Uhh, because for some bizarre reason middle class people have it in their heads some foods are for men and some are for women?
Me, who grew up poor: "it's food, don't ask fucking questions."
...those beautiful assholes.
(By the way, Windows Updates are /still/ trying to churn on this thing in the background. I'll just apply this one manually.)
Ah, it's a crypto issue, because it's XP. Well, I can deal with that.
Of course, this is a bit of a problem:
Nothing screwy going on here at all:
Holy crap this VIA Eden is a potato, it's churning the CPU just trying to select mingw-developer-tool for installation in the MinGW installer.
Interestingly, of all of the x86 HALs that shipped with NT 3.1, only two of those original HALs shipped with Windows XP - hal.dll, the generic ISA/EISA PC HAL, and halsp.dll, the SystemPro HAL.

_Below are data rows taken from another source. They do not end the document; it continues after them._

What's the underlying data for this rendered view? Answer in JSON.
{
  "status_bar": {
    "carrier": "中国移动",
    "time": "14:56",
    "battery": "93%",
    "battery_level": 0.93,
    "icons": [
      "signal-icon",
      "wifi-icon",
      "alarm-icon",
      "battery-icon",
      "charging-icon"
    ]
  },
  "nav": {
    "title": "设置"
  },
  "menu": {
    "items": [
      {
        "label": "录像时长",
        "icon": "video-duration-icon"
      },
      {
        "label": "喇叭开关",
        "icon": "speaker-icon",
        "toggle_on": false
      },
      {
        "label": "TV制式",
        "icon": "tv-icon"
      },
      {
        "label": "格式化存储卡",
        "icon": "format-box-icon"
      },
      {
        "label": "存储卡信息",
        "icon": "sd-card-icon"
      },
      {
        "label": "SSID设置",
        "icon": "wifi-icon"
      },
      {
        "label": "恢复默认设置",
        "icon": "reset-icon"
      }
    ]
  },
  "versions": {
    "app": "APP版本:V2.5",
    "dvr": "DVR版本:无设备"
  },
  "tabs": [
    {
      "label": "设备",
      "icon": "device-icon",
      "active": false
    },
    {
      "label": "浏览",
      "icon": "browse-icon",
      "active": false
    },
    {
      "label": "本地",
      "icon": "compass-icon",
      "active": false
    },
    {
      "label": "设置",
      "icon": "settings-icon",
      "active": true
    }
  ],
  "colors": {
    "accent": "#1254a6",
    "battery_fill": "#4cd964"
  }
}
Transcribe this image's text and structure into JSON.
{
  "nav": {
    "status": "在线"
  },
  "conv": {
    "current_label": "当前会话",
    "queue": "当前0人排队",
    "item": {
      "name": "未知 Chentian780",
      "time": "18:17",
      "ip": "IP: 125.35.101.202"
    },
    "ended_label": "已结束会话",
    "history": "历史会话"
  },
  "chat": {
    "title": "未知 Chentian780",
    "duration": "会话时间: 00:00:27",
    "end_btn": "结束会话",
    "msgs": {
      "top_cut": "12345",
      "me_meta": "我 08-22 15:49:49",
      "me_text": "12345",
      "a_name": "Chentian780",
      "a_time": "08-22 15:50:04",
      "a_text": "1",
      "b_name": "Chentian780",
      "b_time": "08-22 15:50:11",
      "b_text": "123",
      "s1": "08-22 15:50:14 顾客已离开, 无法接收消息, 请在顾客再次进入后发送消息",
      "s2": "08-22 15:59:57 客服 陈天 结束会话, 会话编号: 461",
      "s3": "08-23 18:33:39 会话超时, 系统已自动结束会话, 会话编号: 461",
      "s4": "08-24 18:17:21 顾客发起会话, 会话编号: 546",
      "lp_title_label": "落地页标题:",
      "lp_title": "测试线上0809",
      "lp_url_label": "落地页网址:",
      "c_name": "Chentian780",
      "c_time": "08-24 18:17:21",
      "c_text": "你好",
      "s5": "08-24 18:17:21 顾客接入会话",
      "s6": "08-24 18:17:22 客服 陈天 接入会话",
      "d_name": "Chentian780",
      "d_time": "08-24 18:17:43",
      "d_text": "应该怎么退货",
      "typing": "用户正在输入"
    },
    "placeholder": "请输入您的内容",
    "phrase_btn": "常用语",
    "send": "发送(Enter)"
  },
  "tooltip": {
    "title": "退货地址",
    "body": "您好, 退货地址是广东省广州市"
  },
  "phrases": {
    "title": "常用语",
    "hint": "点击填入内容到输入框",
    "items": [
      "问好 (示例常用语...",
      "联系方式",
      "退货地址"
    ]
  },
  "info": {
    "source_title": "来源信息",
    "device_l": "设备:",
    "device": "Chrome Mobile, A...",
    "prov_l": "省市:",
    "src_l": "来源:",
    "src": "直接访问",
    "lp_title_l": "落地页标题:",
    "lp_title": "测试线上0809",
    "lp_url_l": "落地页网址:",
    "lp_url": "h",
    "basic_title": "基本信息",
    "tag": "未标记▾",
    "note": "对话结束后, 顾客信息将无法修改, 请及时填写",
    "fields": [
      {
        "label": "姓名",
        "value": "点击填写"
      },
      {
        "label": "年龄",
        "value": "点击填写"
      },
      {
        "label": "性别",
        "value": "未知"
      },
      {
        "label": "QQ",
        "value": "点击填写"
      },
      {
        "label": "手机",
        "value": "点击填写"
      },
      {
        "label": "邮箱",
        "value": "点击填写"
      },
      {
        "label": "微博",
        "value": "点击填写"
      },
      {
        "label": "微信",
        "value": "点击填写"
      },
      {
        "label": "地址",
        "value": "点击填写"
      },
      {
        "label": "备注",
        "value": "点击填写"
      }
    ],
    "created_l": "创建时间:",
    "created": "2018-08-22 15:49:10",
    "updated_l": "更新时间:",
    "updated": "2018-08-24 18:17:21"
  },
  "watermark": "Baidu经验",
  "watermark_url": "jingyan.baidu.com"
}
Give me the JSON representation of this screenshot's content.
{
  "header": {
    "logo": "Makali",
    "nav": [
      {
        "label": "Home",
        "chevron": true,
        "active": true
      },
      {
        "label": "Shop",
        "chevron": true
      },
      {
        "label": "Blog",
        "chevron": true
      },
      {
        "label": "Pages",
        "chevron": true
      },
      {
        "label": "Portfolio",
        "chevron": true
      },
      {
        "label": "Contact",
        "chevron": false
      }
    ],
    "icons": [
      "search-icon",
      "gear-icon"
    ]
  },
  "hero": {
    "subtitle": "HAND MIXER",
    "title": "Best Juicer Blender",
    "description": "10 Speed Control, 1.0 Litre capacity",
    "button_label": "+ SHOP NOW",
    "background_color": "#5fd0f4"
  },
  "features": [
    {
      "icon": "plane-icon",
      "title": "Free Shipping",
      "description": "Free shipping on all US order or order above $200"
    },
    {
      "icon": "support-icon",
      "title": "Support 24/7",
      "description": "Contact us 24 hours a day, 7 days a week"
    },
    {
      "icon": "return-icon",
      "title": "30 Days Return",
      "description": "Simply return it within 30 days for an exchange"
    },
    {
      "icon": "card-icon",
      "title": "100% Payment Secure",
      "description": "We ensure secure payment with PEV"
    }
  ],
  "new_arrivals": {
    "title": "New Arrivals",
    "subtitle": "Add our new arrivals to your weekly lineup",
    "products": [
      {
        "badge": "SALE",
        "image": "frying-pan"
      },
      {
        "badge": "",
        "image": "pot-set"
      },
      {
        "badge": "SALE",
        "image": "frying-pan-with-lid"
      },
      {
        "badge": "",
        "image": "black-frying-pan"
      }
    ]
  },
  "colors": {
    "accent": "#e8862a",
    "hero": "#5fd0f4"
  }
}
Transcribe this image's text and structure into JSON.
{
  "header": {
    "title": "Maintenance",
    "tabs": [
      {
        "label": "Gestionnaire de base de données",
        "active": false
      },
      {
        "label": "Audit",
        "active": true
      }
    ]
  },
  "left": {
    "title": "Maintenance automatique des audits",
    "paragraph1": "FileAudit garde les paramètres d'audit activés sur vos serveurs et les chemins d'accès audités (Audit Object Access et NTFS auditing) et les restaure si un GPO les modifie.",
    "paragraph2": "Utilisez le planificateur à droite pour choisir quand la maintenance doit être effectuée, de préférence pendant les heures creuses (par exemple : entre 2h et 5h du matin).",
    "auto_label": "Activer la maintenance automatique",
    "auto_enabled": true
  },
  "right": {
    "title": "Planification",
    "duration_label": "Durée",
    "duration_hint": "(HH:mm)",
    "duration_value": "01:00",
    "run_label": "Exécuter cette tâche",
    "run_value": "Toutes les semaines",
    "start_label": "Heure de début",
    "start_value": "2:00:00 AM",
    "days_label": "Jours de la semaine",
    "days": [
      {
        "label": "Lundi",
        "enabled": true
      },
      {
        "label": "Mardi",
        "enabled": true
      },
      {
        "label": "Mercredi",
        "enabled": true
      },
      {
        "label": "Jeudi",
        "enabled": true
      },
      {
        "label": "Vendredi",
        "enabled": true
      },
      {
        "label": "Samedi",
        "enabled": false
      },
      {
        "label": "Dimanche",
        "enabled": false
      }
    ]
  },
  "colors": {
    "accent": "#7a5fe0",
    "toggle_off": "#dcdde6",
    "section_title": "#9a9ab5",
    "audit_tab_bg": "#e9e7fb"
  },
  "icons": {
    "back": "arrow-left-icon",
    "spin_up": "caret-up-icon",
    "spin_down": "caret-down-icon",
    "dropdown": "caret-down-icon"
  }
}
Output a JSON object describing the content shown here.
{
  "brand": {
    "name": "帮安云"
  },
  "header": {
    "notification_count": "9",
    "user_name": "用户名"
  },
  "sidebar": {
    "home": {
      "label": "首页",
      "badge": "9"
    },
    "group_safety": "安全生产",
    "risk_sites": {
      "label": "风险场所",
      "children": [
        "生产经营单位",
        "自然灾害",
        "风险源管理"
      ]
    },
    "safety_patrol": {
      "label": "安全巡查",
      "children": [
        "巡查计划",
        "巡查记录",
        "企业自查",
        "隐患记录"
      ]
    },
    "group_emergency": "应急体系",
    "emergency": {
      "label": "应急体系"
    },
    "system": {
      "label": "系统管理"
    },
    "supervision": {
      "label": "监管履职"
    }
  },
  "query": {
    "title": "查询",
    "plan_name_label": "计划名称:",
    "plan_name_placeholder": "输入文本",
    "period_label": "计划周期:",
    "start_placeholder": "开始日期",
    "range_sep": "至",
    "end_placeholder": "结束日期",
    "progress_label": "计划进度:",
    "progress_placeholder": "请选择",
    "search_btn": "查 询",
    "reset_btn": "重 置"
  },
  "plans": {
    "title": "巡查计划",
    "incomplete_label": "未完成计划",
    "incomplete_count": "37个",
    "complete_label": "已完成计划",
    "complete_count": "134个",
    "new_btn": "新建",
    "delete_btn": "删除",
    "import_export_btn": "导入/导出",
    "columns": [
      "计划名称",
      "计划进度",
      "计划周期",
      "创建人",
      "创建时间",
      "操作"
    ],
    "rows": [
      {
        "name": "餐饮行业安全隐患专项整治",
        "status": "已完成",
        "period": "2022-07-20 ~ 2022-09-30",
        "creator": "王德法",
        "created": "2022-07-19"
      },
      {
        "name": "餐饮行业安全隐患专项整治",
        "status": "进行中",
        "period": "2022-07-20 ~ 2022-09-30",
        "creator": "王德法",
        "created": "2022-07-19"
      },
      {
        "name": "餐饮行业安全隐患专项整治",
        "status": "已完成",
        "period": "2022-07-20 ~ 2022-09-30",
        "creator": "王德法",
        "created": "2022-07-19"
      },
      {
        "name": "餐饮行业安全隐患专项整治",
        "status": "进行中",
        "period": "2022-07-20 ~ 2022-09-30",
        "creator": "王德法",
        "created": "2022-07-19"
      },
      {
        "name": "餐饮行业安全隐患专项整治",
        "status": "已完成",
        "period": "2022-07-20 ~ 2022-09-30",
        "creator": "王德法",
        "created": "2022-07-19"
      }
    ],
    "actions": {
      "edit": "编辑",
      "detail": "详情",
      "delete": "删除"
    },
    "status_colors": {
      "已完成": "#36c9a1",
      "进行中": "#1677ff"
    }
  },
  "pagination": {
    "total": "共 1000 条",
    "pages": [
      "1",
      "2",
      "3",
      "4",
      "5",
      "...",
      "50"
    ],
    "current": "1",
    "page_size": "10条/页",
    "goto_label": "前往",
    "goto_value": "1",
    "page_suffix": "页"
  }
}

That's weird, though, because *literally no SystemPro-compatible machines meet Windows XP's system requirements*. The fastest CPU cards for the Proliant 4500 were 166 MHz Pentiums, which can run XP, but are below the stated minimums.
Not many OSes support SystemPro in multiprocessor mode, as it's not compatible with the later Intel Multiprocessor Specification. As far as I'm aware, the list consists of:
* SCO UNIX with MPX
* Windows NT 3.1 through 5.1 (XP)
* Novell NetWare
* Banyan Vines
* OS/2 (not sure what releases)
i'm always a little impressed and very disappointed when trying "polished" gnu/linux desktops
they come so far until you hit a massive flaw
I must admit, there's a part of me that wants a Compaq SystemPro architecture machine.
Basically, SystemPro was arguably the first PC-compatible symmetric(ish) multiprocessing architecture. (I'd consider it symmetric enough, as both CPUs had equal access to memory, even if one was dedicated to interrupts.)
There were 3 generations - the SystemPro w/up to 2 386 or 486s, the SystemPro XL w/up to 2 486s originally and 2 Pentiums upgrade, and the Proliant 2000/4000/4500 w/2-4 486s or Pentiums.
There's something really perverse about remoting into a thin client.
(Granted, the thin client, a Wyse Winterm 9450XE in question isn't running its usual XP Embedded preload, it's running full XP Pro off of a hard drive. But still.)
...It's been 24 hours. wuauserv is still grinding.
It's only been like six months since this machine got updates.
Oh, I forgot how much I hated Windows XP servicing.
Especially when the CPU is a member of the nightshade family.
(I started a Microsoft Update run this morning. It's still checking for updates.)
┃┃╱ ╲ In
┃╱╱ ╲╲ this
╱╱ ╭╮╲╲ house
get extremely angry at Big Bang Theory
╱╱ ┏┳┓╭╮┏┳┓ ╲╲
the end result here is that the technical deficiencies in git create a barrier to non-experts which has led us to grant an american corporation exclusive control of vast swathes of the FOSS commons. This will not end well.
(To c&p something I said over on twitter because I think y'all will appreciate it more)
When Github goes down, FOSS effectively stops right now. It's tragic that we've allowed a single company to gain such control over the open commons.
I recognize that we are in this situation mostly because the 'distributed' side of git is only usable by experts. And I recognize the niche that GH fills (ticketing and PRs in lieu of emailed patches)